== DATA ==

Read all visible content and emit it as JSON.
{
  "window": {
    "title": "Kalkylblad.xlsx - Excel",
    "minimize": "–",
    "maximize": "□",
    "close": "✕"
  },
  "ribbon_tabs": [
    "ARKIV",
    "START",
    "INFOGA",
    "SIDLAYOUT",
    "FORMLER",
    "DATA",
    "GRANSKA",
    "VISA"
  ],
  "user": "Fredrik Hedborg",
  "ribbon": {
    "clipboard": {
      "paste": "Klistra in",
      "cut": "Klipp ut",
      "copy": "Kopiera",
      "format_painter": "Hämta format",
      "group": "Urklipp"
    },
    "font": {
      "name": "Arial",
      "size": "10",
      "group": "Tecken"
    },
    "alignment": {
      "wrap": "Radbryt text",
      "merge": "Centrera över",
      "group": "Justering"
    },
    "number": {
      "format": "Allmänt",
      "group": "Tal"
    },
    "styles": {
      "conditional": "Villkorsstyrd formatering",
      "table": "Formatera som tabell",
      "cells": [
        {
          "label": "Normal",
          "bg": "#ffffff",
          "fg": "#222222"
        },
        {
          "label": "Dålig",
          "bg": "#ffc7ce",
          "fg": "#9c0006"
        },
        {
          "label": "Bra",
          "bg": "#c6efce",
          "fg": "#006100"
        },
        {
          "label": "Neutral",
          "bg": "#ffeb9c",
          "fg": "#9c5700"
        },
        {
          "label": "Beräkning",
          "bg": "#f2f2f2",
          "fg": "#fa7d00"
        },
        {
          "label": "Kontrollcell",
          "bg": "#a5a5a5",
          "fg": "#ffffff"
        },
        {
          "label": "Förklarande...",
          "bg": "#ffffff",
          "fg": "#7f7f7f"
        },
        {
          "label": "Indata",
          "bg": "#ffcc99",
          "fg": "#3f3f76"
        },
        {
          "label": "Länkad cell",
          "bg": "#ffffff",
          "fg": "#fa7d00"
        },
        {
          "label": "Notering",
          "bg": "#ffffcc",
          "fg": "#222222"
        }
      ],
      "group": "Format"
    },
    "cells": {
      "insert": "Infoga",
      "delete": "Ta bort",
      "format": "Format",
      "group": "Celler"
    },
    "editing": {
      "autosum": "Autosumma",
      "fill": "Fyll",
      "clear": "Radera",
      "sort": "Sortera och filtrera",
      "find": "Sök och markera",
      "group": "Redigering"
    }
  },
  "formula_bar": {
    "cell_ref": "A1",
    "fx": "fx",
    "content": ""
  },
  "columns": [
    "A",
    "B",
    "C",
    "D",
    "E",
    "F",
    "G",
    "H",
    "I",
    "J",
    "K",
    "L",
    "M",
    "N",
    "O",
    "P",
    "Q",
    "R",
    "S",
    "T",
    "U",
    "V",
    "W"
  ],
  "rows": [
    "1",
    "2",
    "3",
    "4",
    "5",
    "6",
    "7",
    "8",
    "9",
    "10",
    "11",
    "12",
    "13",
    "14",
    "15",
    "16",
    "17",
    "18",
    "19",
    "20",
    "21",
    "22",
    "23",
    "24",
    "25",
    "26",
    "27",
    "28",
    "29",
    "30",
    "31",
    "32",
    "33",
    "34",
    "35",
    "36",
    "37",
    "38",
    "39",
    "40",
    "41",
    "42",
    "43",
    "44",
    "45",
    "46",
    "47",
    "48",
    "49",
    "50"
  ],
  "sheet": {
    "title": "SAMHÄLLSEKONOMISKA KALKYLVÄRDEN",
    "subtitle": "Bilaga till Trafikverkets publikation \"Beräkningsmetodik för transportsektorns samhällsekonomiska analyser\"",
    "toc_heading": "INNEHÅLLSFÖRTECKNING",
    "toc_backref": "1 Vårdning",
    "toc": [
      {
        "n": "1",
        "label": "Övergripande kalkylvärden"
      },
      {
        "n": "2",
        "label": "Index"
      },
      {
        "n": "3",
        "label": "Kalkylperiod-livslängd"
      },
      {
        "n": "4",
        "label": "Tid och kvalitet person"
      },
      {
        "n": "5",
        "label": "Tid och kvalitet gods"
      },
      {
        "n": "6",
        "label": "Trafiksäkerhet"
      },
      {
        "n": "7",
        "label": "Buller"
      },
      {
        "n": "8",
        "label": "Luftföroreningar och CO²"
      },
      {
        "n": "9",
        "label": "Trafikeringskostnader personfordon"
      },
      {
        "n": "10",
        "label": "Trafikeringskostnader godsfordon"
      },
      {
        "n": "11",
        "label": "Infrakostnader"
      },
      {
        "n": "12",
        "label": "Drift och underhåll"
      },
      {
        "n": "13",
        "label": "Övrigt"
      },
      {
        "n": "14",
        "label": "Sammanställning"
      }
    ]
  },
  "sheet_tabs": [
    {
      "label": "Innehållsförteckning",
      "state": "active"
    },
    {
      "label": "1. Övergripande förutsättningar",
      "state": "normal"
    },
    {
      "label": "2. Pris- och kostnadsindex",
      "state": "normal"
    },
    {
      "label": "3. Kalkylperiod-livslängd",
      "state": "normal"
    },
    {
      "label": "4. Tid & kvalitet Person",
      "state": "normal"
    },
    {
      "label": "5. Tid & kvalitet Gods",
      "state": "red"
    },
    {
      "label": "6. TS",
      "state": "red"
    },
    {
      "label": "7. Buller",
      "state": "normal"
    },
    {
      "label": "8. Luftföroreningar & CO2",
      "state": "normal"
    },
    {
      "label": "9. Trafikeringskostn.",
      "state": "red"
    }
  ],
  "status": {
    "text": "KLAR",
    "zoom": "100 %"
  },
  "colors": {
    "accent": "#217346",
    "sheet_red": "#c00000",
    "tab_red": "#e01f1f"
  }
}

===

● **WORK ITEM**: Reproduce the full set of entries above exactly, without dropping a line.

● **TASK OUTPUT**:
Read all visible content and emit it as JSON.
{
  "window": {
    "title": "Kalkylblad.xlsx - Excel",
    "minimize": "–",
    "maximize": "□",
    "close": "✕"
  },
  "ribbon_tabs": [
    "ARKIV",
    "START",
    "INFOGA",
    "SIDLAYOUT",
    "FORMLER",
    "DATA",
    "GRANSKA",
    "VISA"
  ],
  "user": "Fredrik Hedborg",
  "ribbon": {
    "clipboard": {
      "paste": "Klistra in",
      "cut": "Klipp ut",
      "copy": "Kopiera",
      "format_painter": "Hämta format",
      "group": "Urklipp"
    },
    "font": {
      "name": "Arial",
      "size": "10",
      "group": "Tecken"
    },
    "alignment": {
      "wrap": "Radbryt text",
      "merge": "Centrera över",
      "group": "Justering"
    },
    "number": {
      "format": "Allmänt",
      "group": "Tal"
    },
    "styles": {
      "conditional": "Villkorsstyrd formatering",
      "table": "Formatera som tabell",
      "cells": [
        {
          "label": "Normal",
          "bg": "#ffffff",
          "fg": "#222222"
        },
        {
          "label": "Dålig",
          "bg": "#ffc7ce",
          "fg": "#9c0006"
        },
        {
          "label": "Bra",
          "bg": "#c6efce",
          "fg": "#006100"
        },
        {
          "label": "Neutral",
          "bg": "#ffeb9c",
          "fg": "#9c5700"
        },
        {
          "label": "Beräkning",
          "bg": "#f2f2f2",
          "fg": "#fa7d00"
        },
        {
          "label": "Kontrollcell",
          "bg": "#a5a5a5",
          "fg": "#ffffff"
        },
        {
          "label": "Förklarande...",
          "bg": "#ffffff",
          "fg": "#7f7f7f"
        },
        {
          "label": "Indata",
          "bg": "#ffcc99",
          "fg": "#3f3f76"
        },
        {
          "label": "Länkad cell",
          "bg": "#ffffff",
          "fg": "#fa7d00"
        },
        {
          "label": "Notering",
          "bg": "#ffffcc",
          "fg": "#222222"
        }
      ],
      "group": "Format"
    },
    "cells": {
      "insert": "Infoga",
      "delete": "Ta bort",
      "format": "Format",
      "group": "Celler"
    },
    "editing": {
      "autosum": "Autosumma",
      "fill": "Fyll",
      "clear": "Radera",
      "sort": "Sortera och filtrera",
      "find": "Sök och markera",
      "group": "Redigering"
    }
  },
  "formula_bar": {
    "cell_ref": "A1",
    "fx": "fx",
    "content": ""
  },
  "columns": [
    "A",
    "B",
    "C",
    "D",
    "E",
    "F",
    "G",
    "H",
    "I",
    "J",
    "K",
    "L",
    "M",
    "N",
    "O",
    "P",
    "Q",
    "R",
    "S",
    "T",
    "U",
    "V",
    "W"
  ],
  "rows": [
    "1",
    "2",
    "3",
    "4",
    "5",
    "6",
    "7",
    "8",
    "9",
    "10",
    "11",
    "12",
    "13",
    "14",
    "15",
    "16",
    "17",
    "18",
    "19",
    "20",
    "21",
    "22",
    "23",
    "24",
    "25",
    "26",
    "27",
    "28",
    "29",
    "30",
    "31",
    "32",
    "33",
    "34",
    "35",
    "36",
    "37",
    "38",
    "39",
    "40",
    "41",
    "42",
    "43",
    "44",
    "45",
    "46",
    "47",
    "48",
    "49",
    "50"
  ],
  "sheet": {
    "title": "SAMHÄLLSEKONOMISKA KALKYLVÄRDEN",
    "subtitle": "Bilaga till Trafikverkets publikation \"Beräkningsmetodik för transportsektorns samhällsekonomiska analyser\"",
    "toc_heading": "INNEHÅLLSFÖRTECKNING",
    "toc_backref": "1 Vårdning",
    "toc": [
      {
        "n": "1",
        "label": "Övergripande kalkylvärden"
      },
      {
        "n": "2",
        "label": "Index"
      },
      {
        "n": "3",
        "label": "Kalkylperiod-livslängd"
      },
      {
        "n": "4",
        "label": "Tid och kvalitet person"
      },
      {
        "n": "5",
        "label": "Tid och kvalitet gods"
      },
      {
        "n": "6",
        "label": "Trafiksäkerhet"
      },
      {
        "n": "7",
        "label": "Buller"
      },
      {
        "n": "8",
        "label": "Luftföroreningar och CO²"
      },
      {
        "n": "9",
        "label": "Trafikeringskostnader personfordon"
      },
      {
        "n": "10",
        "label": "Trafikeringskostnader godsfordon"
      },
      {
        "n": "11",
        "label": "Infrakostnader"
      },
      {
        "n": "12",
        "label": "Drift och underhåll"
      },
      {
        "n": "13",
        "label": "Övrigt"
      },
      {
        "n": "14",
        "label": "Sammanställning"
      }
    ]
  },
  "sheet_tabs": [
    {
      "label": "Innehållsförteckning",
      "state": "active"
    },
    {
      "label": "1. Övergripande förutsättningar",
      "state": "normal"
    },
    {
      "label": "2. Pris- och kostnadsindex",
      "state": "normal"
    },
    {
      "label": "3. Kalkylperiod-livslängd",
      "state": "normal"
    },
    {
      "label": "4. Tid & kvalitet Person",
      "state": "normal"
    },
    {
      "label": "5. Tid & kvalitet Gods",
      "state": "red"
    },
    {
      "label": "6. TS",
      "state": "red"
    },
    {
      "label": "7. Buller",
      "state": "normal"
    },
    {
      "label": "8. Luftföroreningar & CO2",
      "state": "normal"
    },
    {
      "label": "9. Trafikeringskostn.",
      "state": "red"
    }
  ],
  "status": {
    "text": "KLAR",
    "zoom": "100 %"
  },
  "colors": {
    "accent": "#217346",
    "sheet_red": "#c00000",
    "tab_red": "#e01f1f"
  }
}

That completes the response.